"Let me tell you who we conservatives are," Limbaugh told the crowd of conservative activists. "We love people. When we look out over the United States of America, when we are anywhere, when we see a group of people such as this or anywhere, we see Americans. We see human beings. We don't see groups. We don't see victims. We don't see people we want to exploit."
Limbaugh said conservatives, unlike leftists, don't believe in telling people how to live their lives.
"We look over the country as it is today, we see so much waste, human potential that's been destroyed by 50 years of a welfare state, by a failed war on poverty," said Limbaugh.
Limbaugh called the war on poverty the nation's oldest war and said Democrat policies have done nothing to help the poor.
"You know why they're poor? You know why they remain poor?" Limbaugh asked. "Because their lives have been destroyed by the never-ending government hay that's designed to help them, but it destroys ambition. It destroys the education they might get to learn to be self-fulfilling. And it breaks our heart. It breaks our heart."

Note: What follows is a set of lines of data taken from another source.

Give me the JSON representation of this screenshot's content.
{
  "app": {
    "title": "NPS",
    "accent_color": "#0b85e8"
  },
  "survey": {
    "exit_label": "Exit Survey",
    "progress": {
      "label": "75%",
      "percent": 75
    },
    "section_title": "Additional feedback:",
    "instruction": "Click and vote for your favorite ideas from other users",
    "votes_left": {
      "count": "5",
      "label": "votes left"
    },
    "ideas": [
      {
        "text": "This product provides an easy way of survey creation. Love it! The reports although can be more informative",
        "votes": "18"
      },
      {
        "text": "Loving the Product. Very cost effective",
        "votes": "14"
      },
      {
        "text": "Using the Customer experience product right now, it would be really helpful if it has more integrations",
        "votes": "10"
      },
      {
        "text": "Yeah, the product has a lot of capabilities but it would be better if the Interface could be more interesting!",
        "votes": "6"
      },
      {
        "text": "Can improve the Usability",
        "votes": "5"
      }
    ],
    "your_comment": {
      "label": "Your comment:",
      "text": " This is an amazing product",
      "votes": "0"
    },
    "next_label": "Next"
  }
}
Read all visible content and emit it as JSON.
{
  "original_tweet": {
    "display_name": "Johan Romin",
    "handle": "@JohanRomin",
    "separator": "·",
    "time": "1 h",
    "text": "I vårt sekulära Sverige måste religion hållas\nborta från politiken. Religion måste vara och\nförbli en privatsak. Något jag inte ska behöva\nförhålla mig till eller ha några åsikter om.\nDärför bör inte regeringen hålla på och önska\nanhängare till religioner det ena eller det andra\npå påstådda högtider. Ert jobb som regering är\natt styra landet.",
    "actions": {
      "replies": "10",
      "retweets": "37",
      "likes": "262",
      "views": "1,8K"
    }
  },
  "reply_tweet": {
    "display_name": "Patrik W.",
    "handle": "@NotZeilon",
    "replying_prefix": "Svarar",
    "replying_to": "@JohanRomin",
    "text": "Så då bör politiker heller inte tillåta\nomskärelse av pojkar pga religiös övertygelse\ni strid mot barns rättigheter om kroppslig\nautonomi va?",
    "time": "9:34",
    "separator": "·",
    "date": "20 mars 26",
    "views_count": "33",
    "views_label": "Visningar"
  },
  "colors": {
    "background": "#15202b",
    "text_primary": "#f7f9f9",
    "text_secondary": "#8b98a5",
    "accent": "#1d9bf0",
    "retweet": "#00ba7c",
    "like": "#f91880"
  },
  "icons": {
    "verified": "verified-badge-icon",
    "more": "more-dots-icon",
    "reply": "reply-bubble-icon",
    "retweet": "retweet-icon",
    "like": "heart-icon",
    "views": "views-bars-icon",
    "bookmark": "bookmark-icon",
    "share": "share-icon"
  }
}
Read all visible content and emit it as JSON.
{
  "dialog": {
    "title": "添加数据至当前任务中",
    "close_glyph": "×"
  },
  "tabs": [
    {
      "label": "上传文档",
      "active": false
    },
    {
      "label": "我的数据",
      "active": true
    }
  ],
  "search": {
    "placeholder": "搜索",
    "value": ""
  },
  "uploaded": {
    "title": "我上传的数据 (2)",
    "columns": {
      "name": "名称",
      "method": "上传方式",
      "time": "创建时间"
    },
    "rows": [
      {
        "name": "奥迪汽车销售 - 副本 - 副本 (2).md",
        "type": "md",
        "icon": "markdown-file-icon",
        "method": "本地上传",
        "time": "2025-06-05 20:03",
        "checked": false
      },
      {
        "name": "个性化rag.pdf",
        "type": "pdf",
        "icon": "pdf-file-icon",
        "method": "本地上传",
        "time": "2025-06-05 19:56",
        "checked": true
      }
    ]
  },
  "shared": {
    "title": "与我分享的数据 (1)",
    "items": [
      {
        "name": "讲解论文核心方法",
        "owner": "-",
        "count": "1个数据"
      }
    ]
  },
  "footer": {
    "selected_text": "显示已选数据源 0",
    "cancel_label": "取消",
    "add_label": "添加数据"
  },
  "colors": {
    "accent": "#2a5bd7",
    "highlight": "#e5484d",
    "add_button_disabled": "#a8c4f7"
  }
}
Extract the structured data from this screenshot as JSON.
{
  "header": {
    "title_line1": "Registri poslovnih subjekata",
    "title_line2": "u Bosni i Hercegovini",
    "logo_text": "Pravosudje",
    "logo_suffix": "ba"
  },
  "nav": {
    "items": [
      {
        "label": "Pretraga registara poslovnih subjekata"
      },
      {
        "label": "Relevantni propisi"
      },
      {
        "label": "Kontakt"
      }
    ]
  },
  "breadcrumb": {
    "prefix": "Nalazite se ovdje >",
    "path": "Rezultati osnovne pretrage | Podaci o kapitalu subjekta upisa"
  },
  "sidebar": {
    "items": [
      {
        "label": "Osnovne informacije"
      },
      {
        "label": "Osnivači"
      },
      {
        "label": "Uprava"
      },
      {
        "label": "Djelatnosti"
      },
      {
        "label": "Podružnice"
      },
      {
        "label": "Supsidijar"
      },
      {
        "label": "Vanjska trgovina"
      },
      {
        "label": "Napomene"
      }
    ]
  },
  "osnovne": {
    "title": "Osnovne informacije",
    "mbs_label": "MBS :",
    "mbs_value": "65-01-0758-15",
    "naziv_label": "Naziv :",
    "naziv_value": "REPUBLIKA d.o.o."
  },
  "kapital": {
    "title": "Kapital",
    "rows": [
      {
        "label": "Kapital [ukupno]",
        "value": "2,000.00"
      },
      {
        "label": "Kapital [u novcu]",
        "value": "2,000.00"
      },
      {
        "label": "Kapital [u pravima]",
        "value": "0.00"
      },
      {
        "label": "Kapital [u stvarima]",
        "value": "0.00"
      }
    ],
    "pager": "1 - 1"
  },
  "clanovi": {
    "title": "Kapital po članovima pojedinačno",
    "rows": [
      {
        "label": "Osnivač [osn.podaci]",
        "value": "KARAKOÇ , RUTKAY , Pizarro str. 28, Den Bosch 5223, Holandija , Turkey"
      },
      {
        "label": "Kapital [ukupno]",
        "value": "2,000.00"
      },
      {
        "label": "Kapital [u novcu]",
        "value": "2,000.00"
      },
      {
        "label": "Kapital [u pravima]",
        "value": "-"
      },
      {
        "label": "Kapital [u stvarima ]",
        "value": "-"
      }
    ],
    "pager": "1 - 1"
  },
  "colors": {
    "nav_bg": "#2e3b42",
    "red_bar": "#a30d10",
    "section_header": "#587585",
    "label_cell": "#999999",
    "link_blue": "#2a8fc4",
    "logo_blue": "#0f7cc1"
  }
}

Limbaugh's speech came on the heels of President Obama's ascendency to the White House. While Limbaugh acknowledged the political realities at the time, he called on conservatives to spend the next years exposing the left's agenda to the American people.
"At some point, at some point, people have got to realize none of this is possible," Limbaugh said. "You can't have people living in homes they don't pay for. You can't have people driving cars they don't pay for."
Limbaugh encouraged conservatives to stick to their principles and be wary of so-called Republicans willing to compromise with Democrats.
"Conservatism is what it is and it is forever. It's not something you can bend and shape and flake and form," said Limbaugh.
Rush Limbaugh may be gone, but his wisdom is as relevant and prophetic today as it was more than a decade ago.